“But everyone is doing it!” Words like these often make parents doubt the influence of their personal value system on their children, and whether children more easily accept the values and norms of the social majority.
As a parent your norms and values obviously have an influence on your children’s thoughts and values – it is, after all, your duty as parent to equip your child to think critically and to look at things with an inquiring mind, rather than simply accepting or rejecting certain social customs. At the same time, it is important not to force your views on your child.
Remember, children are social beings with a need to belong to a group and to feel important. This need can lead to them practising values that are not necessarily in line with your values as a parent. That said, there are several things you can do to help your child develop a healthy value system from a young age.
- Confront your child with complex issues and allow him to form his own opinion. Children must be taught to model their decisions on their principles of belief, consequences and responsibilities. Use everyday events to help your child “practise” facing value judgements.
- Share your experiences with your child. Explain when you had made the right decisions and when you were wrong. As parent you should also apologise if you are in the wrong.
- Hold your child accountable for wrong decisions. Never allow your child to disregard his responsibilities – even if it is something as simple as feeding the family pets.
- Help your child develop Christian principles by following those principles yourself. There is a saying that goes: “Children don’t do what you say, they do what you do.” Be a positive role model for your child.
- Involve your child in healthy activities. Allow your child to participate in healthy social activities and encourage charitable work.
- Praise your child when he acts correctly.

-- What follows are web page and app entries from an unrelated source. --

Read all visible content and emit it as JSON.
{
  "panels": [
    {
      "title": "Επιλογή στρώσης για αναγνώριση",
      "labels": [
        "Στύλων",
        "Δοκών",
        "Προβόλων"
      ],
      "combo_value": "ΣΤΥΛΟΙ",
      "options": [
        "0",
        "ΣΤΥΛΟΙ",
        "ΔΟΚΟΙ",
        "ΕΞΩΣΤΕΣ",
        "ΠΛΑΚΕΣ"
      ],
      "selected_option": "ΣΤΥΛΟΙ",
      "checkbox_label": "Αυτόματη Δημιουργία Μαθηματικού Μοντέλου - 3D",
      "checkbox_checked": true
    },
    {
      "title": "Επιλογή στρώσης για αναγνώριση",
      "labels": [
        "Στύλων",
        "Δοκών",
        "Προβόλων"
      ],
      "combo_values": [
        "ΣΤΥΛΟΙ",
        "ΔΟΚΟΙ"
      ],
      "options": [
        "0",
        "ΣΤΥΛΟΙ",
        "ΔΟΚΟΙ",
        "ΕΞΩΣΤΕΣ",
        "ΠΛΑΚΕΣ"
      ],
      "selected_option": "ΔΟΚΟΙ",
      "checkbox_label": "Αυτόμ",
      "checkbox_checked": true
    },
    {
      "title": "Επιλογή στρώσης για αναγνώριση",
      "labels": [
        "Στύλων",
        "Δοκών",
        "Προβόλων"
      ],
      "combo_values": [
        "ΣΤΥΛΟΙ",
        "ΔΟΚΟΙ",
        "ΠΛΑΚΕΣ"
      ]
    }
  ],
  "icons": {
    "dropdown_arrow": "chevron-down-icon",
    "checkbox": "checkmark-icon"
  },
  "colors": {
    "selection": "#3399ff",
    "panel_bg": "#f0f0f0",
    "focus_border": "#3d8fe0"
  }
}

It remains your responsibility as parent to raise an independent, thinking child with a good value system so that he can responsibly hold his own in society.